Another advantage of the CRISRP/Cas9 system is the possibility of performing gene editing in stem cells and iPS cells without the need for subcloning. “This provides all the advantages of the lentivirus-based systems,” adds Dr. Rao. “At the same time, it offers the possibility of controlling targeting at a specific site and avoiding off-target effects.”
As part of a team that included Ying Liu, Ph.D., a researcher at the University of Texas Health Science Center at Houston, Dr. Rao optimized the targeting efficiency of the CRISPR/Cas9 genome-editing system and generated a dual knockin human iPS cell reporter for neurogenin 2, a gene important for the development of the central nervous system. For this gene, using the CRISPR/Cas9 targeting system, Dr. Rao and colleagues accomplished a 33% targeting efficiency, which is about 10-fold higher than the one that can be obtained with homologous recombination-based targeting approaches.
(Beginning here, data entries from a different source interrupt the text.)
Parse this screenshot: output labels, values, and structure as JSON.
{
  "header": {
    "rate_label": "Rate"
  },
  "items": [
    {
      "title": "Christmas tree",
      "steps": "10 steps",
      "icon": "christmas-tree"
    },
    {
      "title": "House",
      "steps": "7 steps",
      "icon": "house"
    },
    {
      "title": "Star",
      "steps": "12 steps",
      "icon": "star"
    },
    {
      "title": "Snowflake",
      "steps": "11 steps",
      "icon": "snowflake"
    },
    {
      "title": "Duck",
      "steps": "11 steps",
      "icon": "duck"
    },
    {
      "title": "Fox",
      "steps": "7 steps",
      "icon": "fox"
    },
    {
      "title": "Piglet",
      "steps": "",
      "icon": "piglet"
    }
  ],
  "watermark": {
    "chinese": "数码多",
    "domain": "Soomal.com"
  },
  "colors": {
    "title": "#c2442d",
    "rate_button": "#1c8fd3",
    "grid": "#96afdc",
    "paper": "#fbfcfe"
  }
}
“The patent landscape for CRISPR/Cas9 is not as clear-cut as for the zinc finger nuclease technology,” observes Dr. Rao. “But perhaps because of this, many more people are willing to use it.”
Among the major causes of vision loss, blindness, and disability are age-related macular degeneration, a progressive eye condition that mostly affects individuals over 50 years old, and Stargardt’s macular dystrophy, the most common form of inherited juvenile macular degeneration. Stargardt’s affects children and young adults.
In two recent Phase I/II prospective clinical trials, Dr. Schwartz and colleagues delivered human embryonic stem cell–derived retinal pigment epithelium to the subretinal space in patients with atrophic age-related macular degeneration and Stargardt’s macular dystrophy. The transplanted cells were well tolerated by the participants for up to 37 months without serious safety concerns. In both patient groups, pigmented tissue was visualized after transplantation at the border of the atrophic lesions, and their density and size increased with time after surgery.
These findings provided the first evidence on medium- to long-term safety after pluripotent stem cell progeny transplantation in any human disease. “We have to conduct more human trials to carefully study in a controlled manner dosing, delivery, target populations, and immunosuppression,” says Dr. Schwartz. “If performed in a timely fashion, these interventions may reduce or reverse blindness, improve quality of life, and prolong life.”